[Records from a dataset]

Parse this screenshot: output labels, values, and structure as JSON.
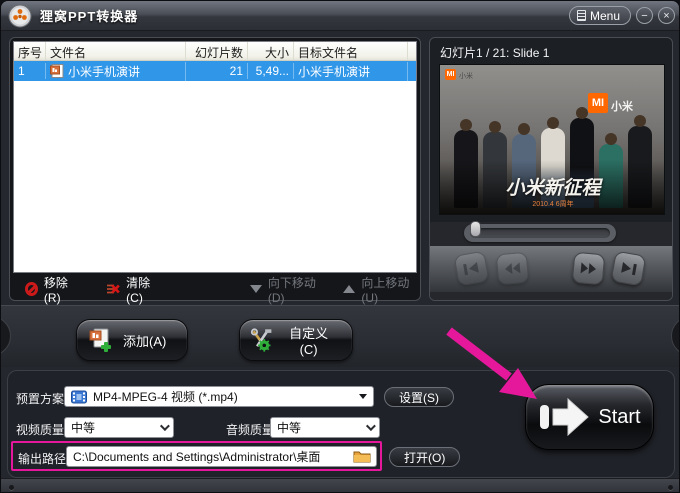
{
  "window": {
    "title": "狸窝PPT转换器",
    "menu_label": "Menu",
    "minimize_glyph": "−",
    "close_glyph": "×"
  },
  "file_table": {
    "columns": [
      "序号",
      "文件名",
      "幻灯片数",
      "大小",
      "目标文件名"
    ],
    "rows": [
      {
        "index": "1",
        "name": "小米手机演讲",
        "slides": "21",
        "size": "5,49...",
        "target": "小米手机演讲"
      }
    ]
  },
  "list_toolbar": {
    "remove": "移除(R)",
    "clear": "清除(C)",
    "move_down": "向下移动(D)",
    "move_up": "向上移动(U)"
  },
  "preview": {
    "title": "幻灯片1 / 21: Slide 1",
    "logo_text": "MI",
    "logo_brand": "小米",
    "caption": "小米新征程",
    "caption_sub": "2010.4 6周年"
  },
  "action_buttons": {
    "add": "添加(A)",
    "customize": "自定义(C)"
  },
  "settings": {
    "preset_label": "预置方案:",
    "preset_value": "MP4-MPEG-4 视频 (*.mp4)",
    "settings_button": "设置(S)",
    "video_quality_label": "视频质量:",
    "video_quality_value": "中等",
    "audio_quality_label": "音频质量:",
    "audio_quality_value": "中等",
    "output_label": "输出路径:",
    "output_value": "C:\\Documents and Settings\\Administrator\\桌面",
    "open_button": "打开(O)"
  },
  "start": {
    "label": "Start"
  },
  "colors": {
    "accent_magenta": "#e5189c",
    "selection_blue": "#2f96e8",
    "brand_orange": "#ff6700"
  }
}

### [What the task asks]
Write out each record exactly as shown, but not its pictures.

### [Expected output]
Parse this screenshot: output labels, values, and structure as JSON.
{
  "window": {
    "title": "狸窝PPT转换器",
    "menu_label": "Menu",
    "minimize_glyph": "−",
    "close_glyph": "×"
  },
  "file_table": {
    "columns": [
      "序号",
      "文件名",
      "幻灯片数",
      "大小",
      "目标文件名"
    ],
    "rows": [
      {
        "index": "1",
        "name": "小米手机演讲",
        "slides": "21",
        "size": "5,49...",
        "target": "小米手机演讲"
      }
    ]
  },
  "list_toolbar": {
    "remove": "移除(R)",
    "clear": "清除(C)",
    "move_down": "向下移动(D)",
    "move_up": "向上移动(U)"
  },
  "preview": {
    "title": "幻灯片1 / 21: Slide 1",
    "logo_text": "MI",
    "logo_brand": "小米",
    "caption": "小米新征程",
    "caption_sub": "2010.4 6周年"
  },
  "action_buttons": {
    "add": "添加(A)",
    "customize": "自定义(C)"
  },
  "settings": {
    "preset_label": "预置方案:",
    "preset_value": "MP4-MPEG-4 视频 (*.mp4)",
    "settings_button": "设置(S)",
    "video_quality_label": "视频质量:",
    "video_quality_value": "中等",
    "audio_quality_label": "音频质量:",
    "audio_quality_value": "中等",
    "output_label": "输出路径:",
    "output_value": "C:\\Documents and Settings\\Administrator\\桌面",
    "open_button": "打开(O)"
  },
  "start": {
    "label": "Start"
  },
  "colors": {
    "accent_magenta": "#e5189c",
    "selection_blue": "#2f96e8",
    "brand_orange": "#ff6700"
  }
}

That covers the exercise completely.